Amnesty Int’l reiterates concerns over Pakistan’s military courts trying civilians

Amnesty International South Asia stated that such practices undermine the right to a fair trial guaranteed by Pakistan’s Constitution and cannot be justified.

Amnesty International South Asia has once again expressed concerns over Pakistan’s use of military courts to try civilians, terming it a clear violation of international law.

According to the details, the human rights watchdog made the remarks on Twitter just days after responding to the press release published by the Inter-Services Public Relations (ISPR) indicating the Pakistan military’s intention to bring ‘arsonists’ during last week’s violent protests to trial under the Pakistan Army Act and Official Secret Act.

Taking to Twitter, Amnesty International South Asia highlighted that existing criminal laws contain provisions to prosecute offenses such as vandalism and destruction of public property. It further emphasized that the practice of trying civilians under military courts undermines the right to a fair trial guaranteed by Pakistan’s Constitution and cannot be justified.

Read more: Business community stands with Pak Army, calls for political unity

“Pakistan: Using military courts to try civilians is a clear violation of international law. There are several provisions under ordinary criminal laws that can be used to prosecute vandalism and destruction of public property. The right to a fair trial, guaranteed by Pakistan’s constitution, is severely undermined by this move and cannot be justified. It must be struck down immediately,” Amnesty International said.

On May 9th, violent protests were triggered in Pakistan after PTI Chairman Imran Khan was sent to jail in the Al-Qadir Trust case.
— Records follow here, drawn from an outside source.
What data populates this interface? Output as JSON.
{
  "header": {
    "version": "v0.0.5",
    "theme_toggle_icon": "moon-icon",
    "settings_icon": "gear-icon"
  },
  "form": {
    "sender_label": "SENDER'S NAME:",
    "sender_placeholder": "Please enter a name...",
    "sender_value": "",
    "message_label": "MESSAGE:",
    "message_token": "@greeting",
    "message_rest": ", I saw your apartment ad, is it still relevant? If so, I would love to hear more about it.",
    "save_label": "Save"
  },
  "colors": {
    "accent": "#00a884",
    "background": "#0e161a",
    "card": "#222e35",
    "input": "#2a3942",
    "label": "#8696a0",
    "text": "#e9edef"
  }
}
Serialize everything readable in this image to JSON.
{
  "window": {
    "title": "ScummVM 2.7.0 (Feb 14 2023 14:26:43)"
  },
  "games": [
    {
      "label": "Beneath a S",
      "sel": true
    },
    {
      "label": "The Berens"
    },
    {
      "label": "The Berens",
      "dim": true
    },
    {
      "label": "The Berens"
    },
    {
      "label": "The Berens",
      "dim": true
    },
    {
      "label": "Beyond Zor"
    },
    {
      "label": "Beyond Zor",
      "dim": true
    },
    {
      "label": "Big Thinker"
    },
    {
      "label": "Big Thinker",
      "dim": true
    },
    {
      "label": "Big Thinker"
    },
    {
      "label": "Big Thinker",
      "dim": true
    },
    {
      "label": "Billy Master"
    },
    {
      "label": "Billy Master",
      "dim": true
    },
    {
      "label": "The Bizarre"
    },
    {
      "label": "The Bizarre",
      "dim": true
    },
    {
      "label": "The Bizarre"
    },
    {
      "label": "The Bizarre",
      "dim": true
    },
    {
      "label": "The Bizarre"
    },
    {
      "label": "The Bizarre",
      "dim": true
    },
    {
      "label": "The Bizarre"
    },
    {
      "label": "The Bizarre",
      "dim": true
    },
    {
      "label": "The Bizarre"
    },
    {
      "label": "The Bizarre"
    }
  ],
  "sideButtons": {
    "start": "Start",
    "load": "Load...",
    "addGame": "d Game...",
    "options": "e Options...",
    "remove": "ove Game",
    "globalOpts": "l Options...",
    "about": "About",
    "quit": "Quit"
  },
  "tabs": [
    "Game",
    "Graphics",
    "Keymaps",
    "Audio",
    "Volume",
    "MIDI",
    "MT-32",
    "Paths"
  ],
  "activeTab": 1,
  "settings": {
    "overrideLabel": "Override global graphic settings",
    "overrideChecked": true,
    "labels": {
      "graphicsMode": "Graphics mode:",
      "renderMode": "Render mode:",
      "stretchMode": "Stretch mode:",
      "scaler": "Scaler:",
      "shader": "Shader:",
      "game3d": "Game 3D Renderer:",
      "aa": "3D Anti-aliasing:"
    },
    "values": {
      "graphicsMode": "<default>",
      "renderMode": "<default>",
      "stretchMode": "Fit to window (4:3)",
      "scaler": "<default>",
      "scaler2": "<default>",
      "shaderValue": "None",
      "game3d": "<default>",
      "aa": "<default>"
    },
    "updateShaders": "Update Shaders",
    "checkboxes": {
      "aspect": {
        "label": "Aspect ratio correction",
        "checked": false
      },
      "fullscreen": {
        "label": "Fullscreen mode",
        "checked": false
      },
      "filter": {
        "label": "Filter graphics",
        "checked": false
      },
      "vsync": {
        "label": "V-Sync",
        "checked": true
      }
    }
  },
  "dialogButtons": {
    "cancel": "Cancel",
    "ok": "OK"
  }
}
Clashes erupted between protestors and the police authorities which also resulted in attacks on state and military property, for instance, the GHQ.

In response, Pakistan military’s top brass deliberated upon the recent law and order situation that a political party’s leadership exploited for political gains and vowed to deal with them in the strongest possible terms, which includes justice through trial under relevant laws of the country, including Pakistan Army Act and Official Secrets Act.

However, the decision has been condemned by the Pakistani public and human rights bodies as trying civilians under military law would blur the separation of powers between the military and civilian institutions, while potentially violating the rights of civilians.

Read more: Trials under Army Act: Netizens react to military’s strong stand against protesters